In my new book, Nature Activity Book for Little Ones, I wanted to explore how something as simple as walking outside can teach kids far more than expected. Walking through the woods puts kids in a situation where they have to make a hundred different decisions in a very short amount of time. Decisions like going around or through the puddle. Should I go under or over the fallen log? Having kids make these decisions helps develop their cognitive thinking skills and problem-solving skills, which grow over time into helping them become self-sufficient.
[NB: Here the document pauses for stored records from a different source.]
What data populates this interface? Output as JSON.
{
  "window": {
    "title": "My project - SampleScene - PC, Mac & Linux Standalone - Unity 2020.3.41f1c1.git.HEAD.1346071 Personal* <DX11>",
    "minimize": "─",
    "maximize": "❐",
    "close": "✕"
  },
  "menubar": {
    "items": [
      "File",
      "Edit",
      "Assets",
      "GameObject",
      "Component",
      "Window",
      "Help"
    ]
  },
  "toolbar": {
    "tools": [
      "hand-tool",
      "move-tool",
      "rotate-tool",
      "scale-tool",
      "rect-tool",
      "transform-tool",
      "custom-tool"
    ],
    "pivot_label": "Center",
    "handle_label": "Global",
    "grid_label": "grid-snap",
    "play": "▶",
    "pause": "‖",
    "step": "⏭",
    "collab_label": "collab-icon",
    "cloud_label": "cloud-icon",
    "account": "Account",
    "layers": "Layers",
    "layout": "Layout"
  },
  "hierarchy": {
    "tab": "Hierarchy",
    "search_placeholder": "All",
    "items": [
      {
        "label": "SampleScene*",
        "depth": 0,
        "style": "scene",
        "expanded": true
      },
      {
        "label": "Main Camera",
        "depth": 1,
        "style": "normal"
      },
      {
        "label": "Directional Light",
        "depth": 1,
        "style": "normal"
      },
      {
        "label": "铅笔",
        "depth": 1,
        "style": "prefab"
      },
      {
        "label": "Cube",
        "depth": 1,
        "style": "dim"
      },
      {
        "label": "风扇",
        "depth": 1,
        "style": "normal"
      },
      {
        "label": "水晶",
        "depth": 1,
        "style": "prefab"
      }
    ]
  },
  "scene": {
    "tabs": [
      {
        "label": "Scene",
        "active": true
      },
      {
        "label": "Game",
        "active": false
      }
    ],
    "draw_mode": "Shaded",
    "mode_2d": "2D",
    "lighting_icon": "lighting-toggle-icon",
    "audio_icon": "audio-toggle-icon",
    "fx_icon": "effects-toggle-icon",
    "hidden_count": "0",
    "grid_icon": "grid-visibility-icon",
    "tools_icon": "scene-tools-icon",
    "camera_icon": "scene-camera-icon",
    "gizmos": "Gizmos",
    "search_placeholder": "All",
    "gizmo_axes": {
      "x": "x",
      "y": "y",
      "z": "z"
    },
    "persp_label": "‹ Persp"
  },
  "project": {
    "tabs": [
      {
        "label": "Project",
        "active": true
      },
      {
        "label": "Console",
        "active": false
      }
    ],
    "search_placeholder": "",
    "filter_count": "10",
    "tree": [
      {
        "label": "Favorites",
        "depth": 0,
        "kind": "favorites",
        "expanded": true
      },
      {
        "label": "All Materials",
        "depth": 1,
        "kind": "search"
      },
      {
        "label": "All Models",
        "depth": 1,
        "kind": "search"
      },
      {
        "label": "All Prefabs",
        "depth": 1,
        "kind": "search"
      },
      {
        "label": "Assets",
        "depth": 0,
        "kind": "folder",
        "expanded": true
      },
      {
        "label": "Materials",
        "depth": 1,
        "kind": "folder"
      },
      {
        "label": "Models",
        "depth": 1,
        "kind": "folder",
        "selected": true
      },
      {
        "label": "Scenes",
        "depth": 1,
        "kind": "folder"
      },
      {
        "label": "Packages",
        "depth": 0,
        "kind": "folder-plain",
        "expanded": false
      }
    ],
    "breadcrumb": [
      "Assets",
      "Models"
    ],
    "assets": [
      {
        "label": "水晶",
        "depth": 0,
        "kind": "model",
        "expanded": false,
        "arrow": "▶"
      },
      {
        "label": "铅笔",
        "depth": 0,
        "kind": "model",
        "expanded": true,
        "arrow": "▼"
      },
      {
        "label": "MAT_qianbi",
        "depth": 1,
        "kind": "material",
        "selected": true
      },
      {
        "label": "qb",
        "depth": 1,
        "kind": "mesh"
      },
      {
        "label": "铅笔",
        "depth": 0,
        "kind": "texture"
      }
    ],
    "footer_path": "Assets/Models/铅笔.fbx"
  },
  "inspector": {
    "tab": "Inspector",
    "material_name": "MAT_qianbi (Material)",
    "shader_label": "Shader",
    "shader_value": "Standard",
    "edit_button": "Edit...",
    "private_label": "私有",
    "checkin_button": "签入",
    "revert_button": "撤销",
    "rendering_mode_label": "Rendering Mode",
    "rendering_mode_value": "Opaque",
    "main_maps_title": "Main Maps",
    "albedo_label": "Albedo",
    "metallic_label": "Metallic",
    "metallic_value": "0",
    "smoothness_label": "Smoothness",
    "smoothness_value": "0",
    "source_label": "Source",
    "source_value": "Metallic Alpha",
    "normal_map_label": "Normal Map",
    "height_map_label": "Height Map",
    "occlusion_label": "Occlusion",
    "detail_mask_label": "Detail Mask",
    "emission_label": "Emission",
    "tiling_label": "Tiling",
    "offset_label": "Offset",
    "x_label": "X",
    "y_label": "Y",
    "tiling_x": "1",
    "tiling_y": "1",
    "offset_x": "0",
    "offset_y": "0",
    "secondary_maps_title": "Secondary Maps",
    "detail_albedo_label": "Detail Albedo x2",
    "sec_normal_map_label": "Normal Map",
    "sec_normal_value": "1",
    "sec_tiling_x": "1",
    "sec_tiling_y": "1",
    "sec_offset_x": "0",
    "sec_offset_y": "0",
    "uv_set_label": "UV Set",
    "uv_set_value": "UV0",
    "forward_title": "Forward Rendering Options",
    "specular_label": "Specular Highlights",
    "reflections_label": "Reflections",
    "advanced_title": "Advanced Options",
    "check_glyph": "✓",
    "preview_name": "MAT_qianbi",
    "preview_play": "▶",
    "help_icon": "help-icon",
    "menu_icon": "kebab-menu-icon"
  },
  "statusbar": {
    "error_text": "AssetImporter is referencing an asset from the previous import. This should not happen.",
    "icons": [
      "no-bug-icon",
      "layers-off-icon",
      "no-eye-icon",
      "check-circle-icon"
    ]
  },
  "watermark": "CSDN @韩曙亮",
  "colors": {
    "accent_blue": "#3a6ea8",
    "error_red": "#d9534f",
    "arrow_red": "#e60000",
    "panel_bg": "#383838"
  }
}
The outdoors can benefit everyone. Being outside and breathing in the fresh air while we move around can help children grow stronger and steadier. A child who learns how to walk on uneven ground can walk anywhere with confidence. A child who plays outside works their muscles in ways they may not when inside. They get to run, climb, jump, kick, roll, splash, and even fall without physical boundaries like walls. Grabbing a stick to hit against a log helps develop hand muscles, eventually helping to make pencil holding easier when they come of school age. They can build their muscles while developing their understanding of the world.

One way we all learn about the world is through one another. Especially when we are little. Kids learn by spending time with the adults in their lives. Some of your strongest memories from childhood are probably with adults from your life. Going outside and focusing on your child helps you create a bond that will make the memories last a lifetime.

The time you spend outside with one another is the time you spend growing your bond, strengthening your body, and helping each other’s minds grow beyond the expected. The world is vast, and like a goldfish, our minds grow with the space we give it. Spending time with one another outdoors lets us spread our wings and see the world for how big and beautiful it can be, while also letting us increase our love for those around us.